The theme of this week’s positive psychology exercises is self-compassion. Davidson students are great at expressing empathy and compassion for others who are going through a stressful time – you step up and support one another in ways big and small. It is equally important to have compassion for yourself.
Dr. Kristen Neff defines self-compassion on the basis of three core elements:
- Being kind to yourself, rather than judgmental or perfectionist when you experience challenges.
- Recognizing your common humanity with others, rather than focusing on feelings of isolation when you experience difficulty.
- Experiencing your feelings mindfully, rather than suppressing or exaggerating them.

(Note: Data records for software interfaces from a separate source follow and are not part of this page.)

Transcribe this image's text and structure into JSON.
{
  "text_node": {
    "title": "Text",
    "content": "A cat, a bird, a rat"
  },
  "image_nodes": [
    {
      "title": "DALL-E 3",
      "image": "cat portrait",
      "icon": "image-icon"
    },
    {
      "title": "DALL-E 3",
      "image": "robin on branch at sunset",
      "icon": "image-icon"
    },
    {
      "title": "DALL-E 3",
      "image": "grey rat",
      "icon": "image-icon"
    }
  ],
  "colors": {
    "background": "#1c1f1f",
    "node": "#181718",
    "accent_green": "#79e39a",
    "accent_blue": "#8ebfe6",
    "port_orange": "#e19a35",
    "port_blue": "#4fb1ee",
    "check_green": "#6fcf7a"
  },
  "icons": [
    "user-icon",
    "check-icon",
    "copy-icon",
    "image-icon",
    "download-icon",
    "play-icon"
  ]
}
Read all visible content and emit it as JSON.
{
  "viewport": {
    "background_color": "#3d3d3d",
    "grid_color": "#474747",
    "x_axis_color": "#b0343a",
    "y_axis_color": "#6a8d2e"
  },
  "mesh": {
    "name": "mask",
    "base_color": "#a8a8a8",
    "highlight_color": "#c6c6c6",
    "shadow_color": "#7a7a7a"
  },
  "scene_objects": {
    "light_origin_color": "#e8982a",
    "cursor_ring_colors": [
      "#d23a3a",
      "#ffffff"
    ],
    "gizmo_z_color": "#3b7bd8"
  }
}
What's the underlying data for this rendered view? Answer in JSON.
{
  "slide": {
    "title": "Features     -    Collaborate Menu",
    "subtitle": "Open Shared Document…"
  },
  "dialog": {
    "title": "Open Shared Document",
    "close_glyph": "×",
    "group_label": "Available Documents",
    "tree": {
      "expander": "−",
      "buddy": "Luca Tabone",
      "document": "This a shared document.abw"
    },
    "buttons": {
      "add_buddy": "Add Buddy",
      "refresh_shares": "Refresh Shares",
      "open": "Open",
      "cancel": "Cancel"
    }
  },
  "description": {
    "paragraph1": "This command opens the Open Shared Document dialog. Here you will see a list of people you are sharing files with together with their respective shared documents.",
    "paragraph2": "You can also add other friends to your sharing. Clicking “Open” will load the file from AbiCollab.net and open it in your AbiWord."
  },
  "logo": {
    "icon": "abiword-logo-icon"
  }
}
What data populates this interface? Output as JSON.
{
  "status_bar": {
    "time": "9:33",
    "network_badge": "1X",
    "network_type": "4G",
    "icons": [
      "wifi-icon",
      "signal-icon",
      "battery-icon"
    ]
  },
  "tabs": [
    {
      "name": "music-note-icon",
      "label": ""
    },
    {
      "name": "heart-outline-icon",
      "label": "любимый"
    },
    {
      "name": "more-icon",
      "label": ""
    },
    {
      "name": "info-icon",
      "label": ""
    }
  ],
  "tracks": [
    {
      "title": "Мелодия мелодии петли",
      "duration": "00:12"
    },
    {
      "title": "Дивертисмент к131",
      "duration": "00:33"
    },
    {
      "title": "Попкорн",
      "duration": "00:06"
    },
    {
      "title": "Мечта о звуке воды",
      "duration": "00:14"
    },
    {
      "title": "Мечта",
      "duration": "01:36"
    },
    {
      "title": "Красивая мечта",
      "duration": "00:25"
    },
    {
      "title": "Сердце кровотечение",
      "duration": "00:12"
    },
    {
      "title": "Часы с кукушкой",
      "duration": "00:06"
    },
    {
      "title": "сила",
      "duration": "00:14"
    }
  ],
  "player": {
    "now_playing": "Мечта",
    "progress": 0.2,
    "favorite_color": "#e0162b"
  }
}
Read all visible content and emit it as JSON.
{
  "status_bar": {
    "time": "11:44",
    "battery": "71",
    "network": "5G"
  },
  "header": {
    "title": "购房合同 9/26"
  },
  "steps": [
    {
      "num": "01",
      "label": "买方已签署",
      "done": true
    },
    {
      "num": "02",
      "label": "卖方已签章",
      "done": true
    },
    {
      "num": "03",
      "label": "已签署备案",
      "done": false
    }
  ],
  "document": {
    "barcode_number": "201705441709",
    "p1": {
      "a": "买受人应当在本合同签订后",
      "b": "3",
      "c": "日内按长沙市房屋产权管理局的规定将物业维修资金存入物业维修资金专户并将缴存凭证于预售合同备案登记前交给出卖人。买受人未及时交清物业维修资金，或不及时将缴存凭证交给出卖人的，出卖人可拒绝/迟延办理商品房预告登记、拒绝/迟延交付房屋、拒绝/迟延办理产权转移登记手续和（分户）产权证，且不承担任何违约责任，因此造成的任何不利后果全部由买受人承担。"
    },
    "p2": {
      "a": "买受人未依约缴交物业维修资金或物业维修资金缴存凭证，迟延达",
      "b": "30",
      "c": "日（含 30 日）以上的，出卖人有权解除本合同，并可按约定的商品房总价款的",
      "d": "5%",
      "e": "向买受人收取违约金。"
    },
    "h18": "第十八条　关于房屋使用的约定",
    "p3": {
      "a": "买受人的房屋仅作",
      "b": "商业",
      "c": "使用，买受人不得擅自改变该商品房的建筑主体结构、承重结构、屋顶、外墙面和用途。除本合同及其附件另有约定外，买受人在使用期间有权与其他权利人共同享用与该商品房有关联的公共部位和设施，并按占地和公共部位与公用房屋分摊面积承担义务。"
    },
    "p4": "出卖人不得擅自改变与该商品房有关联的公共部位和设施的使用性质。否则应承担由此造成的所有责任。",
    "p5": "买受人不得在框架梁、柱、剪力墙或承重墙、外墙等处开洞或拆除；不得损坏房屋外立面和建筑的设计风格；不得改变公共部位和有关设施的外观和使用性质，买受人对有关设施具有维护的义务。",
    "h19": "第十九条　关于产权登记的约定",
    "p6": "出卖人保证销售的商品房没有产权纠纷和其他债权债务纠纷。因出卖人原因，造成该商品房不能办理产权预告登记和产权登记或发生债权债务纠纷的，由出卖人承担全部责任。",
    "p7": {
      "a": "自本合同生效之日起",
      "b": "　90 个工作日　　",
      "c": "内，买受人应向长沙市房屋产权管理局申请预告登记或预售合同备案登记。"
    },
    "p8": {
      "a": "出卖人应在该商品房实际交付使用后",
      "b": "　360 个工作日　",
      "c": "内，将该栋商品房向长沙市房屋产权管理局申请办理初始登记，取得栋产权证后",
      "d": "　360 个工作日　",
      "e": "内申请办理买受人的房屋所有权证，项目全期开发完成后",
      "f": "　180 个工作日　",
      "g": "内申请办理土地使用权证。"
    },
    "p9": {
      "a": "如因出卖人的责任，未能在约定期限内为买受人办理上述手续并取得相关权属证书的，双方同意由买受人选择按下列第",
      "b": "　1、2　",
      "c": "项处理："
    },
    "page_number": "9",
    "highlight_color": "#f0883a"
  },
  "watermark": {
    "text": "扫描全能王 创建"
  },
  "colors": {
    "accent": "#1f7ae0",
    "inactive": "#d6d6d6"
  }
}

I was introduced to today’s positive psychology exercise by four Davidson students in my Research Methods in Clinical Psychology Class in Fall 2015: Alex Casimir ‘16, Akanksha Das ‘16, Nadia Glover ‘17, and Brodie Martin ‘16. They conducted a study comparing this exercise to a control exercise that used a similar framework (writing a letter to yourself) that did not address self-compassion, and evaluated whether the intervention increased empathy for others in addition to promoting self-compassion. They found a small and non-significant increase in self-compassion; Akanksha Das ’16 presented findings of their study at the 2016 annual meeting of the Association for Behavioral & Cognitive Therapies.
I hope you also find that today’s exercise helps you treat yourself with the same kindness and compassion you extend to others.
Today’s Positive Psychology Exercise: Write a Compassionate Letter to Yourself
- What imperfections make you feel inadequate?
Take 5 minutes to write about an issue you have that tends to make you feel inadequate or bad about yourself (physical appearance, work or relationship issues…). What emotions come up for you when you think about this aspect of yourself? Try to just feel your emotions exactly as they are – no more, no less – and then write about them.
- Write a letter to yourself from the perspective of an unconditionally loving imaginary friend.
For the next 10 minutes, write a letter to yourself from the perspective of this imaginary friend – focusing on the perceived inadequacy you tend to judge yourself for. What would this friend say to you about your “flaw” from the perspective of unlimited compassion? How would this friend convey the deep compassion he/she feels for you, especially for the pain you feel when you judge yourself so harshly? What would this friend write in order to remind you that you are only human, that all people have both strengths and weaknesses? And if you think this friend would suggest possible changes you should make, how would these suggestions embody feelings of unconditional understanding and compassion? As you write to yourself from the perspective of this imaginary friend, try to infuse your letter with a strong sense of his/her acceptance, kindness, caring, and desire for your health and happiness.
- Read your letter again, really letting the words sink in. Feel the compassion as it pours into you, soothing and comforting you like a cool breeze on a hot day. Love, connection and acceptance are your birthright. To claim them you need only look within yourself.
Smeets, E., Neff, K., Alberts, H. & Peters, M. (2014). Meeting suffering with kindness: Effects of a brief self-compassion intervention for female college students. Journal of Clinical Psychology, 70(9), 794-807. https://doi.org/10.1002/jclp.22076
Objective: The present study investigated the effectiveness of a newly developed 3‐week self‐compassion group intervention for enhancing resilience and well‐being among female college students.
Method: Fifty‐two students were randomly assigned to either an intervention designed to teach skills of self‐compassion (n = 27) or an active control group intervention in which general time management skills were taught (n = 25). Both interventions comprised 3 group meetings held over 3 weeks. To measure resilience and well‐being gains, participants filled out a number of questionnaires before and after the intervention.
Results: Results showed that the self‐compassion intervention led to significantly greater increases in self‐compassion, mindfulness, optimism, and self‐efficacy, as well as significantly greater decreases in rumination in comparison to the active control intervention. Whereas both interventions increased life satisfaction and connectedness, no differences were found for worry and mood.
Conclusion: These findings suggest that a brief self‐compassion intervention has potential for improving student resilience and well‐being.